This claim is examined at length by Lon Morgan, DC,DABCO in his Web
site "A summary of JAPAN, SIDS, and PERTUSSIS IMMUNIZATION" at
turns out that what
went away, in 1975, when Japan increased the age at which it
administered the first dose of the vaccine from three months to
two years, was *claims of vaccine injuries* for SIDS. Japan had a
compensation system for vaccine injuries, in which claims were to be
paid unless other causes were clearly provable. Under this system, 11
claims were paid for what was termed Sudden Death, between 1970-1975
(this out of 25-30 million doses of pertussis vaccine). After the
vaccination age was raised, no further claims were paid for Sudden
Death related to vaccination. Since SIDS occurs before 12 months of
age, any cases of SIDS can not be attributed to a vaccine which is
given starting at 24 months.
Japan has, however, kept statistics for SIDS, and these statistics
showed the numbers of SIDS cases *increasing*, rather than decreasing,
at the time that the age of the first pertussis vaccination was
raised.

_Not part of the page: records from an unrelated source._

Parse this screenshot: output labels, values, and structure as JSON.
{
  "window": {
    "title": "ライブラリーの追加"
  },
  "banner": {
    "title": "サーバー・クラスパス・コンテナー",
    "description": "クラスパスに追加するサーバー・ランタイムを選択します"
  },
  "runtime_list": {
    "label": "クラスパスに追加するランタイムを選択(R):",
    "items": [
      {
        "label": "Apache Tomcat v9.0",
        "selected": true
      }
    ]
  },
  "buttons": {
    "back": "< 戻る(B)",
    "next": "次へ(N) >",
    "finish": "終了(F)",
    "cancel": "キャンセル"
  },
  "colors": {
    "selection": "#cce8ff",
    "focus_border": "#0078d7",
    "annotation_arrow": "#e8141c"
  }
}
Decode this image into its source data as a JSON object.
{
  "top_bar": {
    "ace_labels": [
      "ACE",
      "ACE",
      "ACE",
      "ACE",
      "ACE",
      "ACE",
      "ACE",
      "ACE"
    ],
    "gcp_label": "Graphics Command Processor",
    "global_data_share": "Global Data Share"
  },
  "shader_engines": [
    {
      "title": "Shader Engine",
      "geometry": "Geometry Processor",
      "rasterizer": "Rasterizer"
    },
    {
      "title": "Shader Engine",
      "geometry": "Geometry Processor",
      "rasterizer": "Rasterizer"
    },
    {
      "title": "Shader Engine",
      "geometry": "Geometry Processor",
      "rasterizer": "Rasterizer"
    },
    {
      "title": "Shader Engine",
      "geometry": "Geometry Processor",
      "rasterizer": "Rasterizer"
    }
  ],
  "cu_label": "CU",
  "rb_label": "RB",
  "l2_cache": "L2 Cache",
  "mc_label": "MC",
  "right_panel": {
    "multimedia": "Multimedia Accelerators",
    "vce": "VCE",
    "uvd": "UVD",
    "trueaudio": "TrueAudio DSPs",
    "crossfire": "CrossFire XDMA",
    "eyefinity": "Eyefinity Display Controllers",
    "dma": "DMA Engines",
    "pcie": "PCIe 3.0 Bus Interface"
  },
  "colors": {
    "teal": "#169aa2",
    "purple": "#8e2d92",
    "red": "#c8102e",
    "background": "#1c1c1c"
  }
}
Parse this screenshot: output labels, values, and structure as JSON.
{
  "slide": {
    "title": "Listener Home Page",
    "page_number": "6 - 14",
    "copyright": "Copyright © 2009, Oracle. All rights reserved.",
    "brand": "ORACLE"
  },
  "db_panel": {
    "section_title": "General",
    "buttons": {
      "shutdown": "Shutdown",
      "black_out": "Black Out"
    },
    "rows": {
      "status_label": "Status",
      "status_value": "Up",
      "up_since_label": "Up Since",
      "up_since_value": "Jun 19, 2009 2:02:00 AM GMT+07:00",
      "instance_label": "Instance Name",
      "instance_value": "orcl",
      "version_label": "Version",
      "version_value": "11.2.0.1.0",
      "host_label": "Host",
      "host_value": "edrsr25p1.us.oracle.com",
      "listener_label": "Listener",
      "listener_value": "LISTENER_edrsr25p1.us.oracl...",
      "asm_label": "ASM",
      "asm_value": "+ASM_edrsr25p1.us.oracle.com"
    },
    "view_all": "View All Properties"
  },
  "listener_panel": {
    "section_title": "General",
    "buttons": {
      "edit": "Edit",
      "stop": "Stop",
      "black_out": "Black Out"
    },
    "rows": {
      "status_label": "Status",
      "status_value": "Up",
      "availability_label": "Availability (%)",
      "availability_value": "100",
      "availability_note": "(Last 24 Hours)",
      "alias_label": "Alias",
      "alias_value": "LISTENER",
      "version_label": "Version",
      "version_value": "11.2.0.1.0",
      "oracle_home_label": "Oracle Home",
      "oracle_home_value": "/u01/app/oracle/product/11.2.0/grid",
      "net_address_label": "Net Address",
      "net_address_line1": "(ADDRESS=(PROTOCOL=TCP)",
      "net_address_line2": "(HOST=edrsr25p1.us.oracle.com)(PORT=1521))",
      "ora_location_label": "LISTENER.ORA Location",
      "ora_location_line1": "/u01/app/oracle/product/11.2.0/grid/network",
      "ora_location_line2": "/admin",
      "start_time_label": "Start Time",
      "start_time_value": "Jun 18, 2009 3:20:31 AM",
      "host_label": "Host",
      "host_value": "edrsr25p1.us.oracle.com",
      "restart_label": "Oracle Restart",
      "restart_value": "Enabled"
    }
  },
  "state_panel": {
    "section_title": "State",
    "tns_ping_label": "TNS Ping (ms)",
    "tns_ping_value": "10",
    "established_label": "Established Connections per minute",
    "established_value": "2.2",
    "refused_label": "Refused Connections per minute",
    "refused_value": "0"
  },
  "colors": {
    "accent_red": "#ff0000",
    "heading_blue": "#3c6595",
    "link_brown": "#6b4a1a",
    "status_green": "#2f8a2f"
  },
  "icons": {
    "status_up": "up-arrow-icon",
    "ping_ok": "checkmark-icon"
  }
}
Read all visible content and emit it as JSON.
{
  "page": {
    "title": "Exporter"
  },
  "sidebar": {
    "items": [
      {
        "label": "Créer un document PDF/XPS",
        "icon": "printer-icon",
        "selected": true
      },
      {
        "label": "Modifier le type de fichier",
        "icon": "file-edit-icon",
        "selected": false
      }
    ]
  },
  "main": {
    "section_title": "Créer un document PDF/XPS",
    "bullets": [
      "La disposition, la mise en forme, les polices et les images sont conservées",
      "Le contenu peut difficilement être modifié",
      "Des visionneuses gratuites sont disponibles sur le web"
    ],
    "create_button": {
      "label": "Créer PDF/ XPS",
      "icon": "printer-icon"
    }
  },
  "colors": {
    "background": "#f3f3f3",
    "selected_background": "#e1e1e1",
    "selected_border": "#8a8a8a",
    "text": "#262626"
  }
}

Though the delay in age for the first pertussis vaccination
did not reduce the incidence of SIDS, it did result in a huge increase
in pertussis cases, peaking at 13,105 cases and 41 deaths by 1979. For
more details, and references, see Lon Morgan's site.
As a side note, recent vaccination rates for Japan, as listed in
http://www.who.int/gpv-surv/country/japan.html, were, in 1996, 98% for
polio, 100% for diptheria, pertussis, and tetanus, and 94% for
measles; the coverage for BCG in 1993 was 91%.